-- DATA UNDER STUDY follows --

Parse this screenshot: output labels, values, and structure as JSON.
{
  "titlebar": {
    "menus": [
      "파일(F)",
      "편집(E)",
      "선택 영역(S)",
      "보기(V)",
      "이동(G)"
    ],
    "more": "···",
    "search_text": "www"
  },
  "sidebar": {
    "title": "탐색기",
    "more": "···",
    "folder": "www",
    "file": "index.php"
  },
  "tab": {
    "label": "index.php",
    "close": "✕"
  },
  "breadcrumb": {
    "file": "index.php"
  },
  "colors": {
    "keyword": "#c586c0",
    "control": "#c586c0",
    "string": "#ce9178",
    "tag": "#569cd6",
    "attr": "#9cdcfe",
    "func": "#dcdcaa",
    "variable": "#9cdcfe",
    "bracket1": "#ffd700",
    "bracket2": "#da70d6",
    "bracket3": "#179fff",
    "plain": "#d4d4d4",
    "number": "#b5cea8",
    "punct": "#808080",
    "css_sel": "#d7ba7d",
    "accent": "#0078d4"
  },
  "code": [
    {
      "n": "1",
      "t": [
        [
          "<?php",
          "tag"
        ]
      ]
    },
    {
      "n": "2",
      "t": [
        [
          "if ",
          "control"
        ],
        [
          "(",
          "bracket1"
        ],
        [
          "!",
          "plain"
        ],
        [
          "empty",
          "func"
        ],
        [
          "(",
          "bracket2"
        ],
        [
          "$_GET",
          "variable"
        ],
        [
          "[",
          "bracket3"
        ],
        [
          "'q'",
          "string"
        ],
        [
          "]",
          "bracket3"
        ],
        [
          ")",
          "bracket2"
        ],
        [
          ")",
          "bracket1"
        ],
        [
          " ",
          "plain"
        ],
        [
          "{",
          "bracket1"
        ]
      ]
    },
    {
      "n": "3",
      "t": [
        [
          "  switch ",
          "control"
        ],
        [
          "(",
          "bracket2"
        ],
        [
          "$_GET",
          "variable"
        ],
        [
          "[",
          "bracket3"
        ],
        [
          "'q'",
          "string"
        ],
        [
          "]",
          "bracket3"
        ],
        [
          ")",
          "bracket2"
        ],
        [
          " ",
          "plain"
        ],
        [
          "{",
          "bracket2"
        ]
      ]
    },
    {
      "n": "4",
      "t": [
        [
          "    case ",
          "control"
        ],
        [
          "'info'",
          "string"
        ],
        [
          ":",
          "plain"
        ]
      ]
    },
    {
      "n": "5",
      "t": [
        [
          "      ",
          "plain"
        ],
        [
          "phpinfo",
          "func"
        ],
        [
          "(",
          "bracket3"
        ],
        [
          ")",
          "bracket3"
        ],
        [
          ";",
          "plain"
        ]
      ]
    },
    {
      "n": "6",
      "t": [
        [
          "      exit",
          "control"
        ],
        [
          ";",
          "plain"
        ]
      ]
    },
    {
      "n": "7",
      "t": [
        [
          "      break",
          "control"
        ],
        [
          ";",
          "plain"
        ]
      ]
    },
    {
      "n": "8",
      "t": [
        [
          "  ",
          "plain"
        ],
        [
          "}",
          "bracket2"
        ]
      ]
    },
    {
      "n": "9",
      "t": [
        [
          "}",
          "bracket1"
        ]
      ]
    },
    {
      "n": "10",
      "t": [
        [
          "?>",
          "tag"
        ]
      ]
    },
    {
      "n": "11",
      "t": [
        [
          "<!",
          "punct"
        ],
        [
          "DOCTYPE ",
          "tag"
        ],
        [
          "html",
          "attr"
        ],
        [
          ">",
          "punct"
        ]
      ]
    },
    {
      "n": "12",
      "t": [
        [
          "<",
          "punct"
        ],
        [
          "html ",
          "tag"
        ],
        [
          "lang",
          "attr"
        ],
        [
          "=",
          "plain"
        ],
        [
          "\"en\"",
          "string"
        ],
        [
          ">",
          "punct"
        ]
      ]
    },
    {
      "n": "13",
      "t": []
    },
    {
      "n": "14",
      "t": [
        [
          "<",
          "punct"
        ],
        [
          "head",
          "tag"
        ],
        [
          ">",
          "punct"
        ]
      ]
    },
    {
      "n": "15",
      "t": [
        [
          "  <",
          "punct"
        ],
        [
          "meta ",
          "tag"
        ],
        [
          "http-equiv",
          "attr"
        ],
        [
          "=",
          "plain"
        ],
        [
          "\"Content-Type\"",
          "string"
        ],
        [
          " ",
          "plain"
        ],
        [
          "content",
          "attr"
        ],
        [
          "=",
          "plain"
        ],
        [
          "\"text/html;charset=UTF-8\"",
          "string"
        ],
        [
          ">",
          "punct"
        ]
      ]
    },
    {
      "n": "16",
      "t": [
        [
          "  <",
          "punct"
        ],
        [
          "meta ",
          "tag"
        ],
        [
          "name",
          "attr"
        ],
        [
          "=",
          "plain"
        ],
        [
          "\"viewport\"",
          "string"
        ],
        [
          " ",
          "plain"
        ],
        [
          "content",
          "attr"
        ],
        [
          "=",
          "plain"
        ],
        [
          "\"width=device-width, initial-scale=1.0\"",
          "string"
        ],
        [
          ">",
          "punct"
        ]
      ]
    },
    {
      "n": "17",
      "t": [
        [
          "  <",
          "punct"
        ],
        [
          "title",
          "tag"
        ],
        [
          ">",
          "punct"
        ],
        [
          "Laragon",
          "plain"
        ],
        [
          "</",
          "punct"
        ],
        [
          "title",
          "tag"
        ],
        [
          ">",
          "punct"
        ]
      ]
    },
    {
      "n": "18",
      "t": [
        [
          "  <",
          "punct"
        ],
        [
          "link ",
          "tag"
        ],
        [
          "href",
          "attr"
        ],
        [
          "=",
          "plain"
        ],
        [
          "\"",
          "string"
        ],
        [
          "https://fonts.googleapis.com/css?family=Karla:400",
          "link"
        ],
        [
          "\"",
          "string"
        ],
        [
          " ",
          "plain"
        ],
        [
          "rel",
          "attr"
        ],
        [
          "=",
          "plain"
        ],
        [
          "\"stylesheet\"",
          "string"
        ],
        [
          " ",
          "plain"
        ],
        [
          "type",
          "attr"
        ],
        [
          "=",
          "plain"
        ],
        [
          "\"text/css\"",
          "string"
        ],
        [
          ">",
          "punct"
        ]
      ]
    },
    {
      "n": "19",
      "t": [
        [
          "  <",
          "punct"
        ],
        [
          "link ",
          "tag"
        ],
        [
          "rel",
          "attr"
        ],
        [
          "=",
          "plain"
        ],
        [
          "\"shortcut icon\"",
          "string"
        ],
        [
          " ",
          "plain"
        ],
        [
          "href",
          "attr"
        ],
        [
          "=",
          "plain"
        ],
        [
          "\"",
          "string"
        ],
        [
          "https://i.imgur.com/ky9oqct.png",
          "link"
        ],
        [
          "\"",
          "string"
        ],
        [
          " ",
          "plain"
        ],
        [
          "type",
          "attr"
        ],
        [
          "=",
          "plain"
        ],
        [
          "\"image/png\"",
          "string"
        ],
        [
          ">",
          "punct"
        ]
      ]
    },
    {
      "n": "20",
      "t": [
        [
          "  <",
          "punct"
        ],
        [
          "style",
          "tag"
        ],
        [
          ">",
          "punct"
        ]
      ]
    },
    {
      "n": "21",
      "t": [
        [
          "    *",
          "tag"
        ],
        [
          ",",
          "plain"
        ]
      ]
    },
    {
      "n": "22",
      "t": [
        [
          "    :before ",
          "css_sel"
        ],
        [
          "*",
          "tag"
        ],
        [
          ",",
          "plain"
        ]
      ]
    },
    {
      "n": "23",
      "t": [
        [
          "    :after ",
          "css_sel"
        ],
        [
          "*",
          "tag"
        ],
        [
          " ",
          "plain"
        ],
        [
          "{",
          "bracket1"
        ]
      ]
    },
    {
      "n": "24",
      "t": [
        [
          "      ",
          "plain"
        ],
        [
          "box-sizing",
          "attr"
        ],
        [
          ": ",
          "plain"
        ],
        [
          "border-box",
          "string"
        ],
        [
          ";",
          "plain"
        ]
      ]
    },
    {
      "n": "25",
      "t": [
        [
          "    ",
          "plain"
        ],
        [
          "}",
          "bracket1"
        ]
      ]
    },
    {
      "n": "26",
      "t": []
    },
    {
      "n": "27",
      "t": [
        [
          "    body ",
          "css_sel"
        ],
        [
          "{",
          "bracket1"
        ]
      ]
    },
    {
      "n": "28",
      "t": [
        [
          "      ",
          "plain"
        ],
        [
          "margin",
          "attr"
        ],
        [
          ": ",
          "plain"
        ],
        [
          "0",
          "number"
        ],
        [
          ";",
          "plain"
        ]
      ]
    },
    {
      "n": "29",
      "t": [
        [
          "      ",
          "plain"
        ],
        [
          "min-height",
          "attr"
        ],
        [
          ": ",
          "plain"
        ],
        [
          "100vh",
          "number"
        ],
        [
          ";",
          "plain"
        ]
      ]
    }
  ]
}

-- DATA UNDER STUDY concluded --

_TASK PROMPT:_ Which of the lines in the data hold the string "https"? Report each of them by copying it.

_RESULT OF THIS EXERCISE:_
          "https://fonts.googleapis.com/css?family=Karla:400",
          "https://i.imgur.com/ky9oqct.png",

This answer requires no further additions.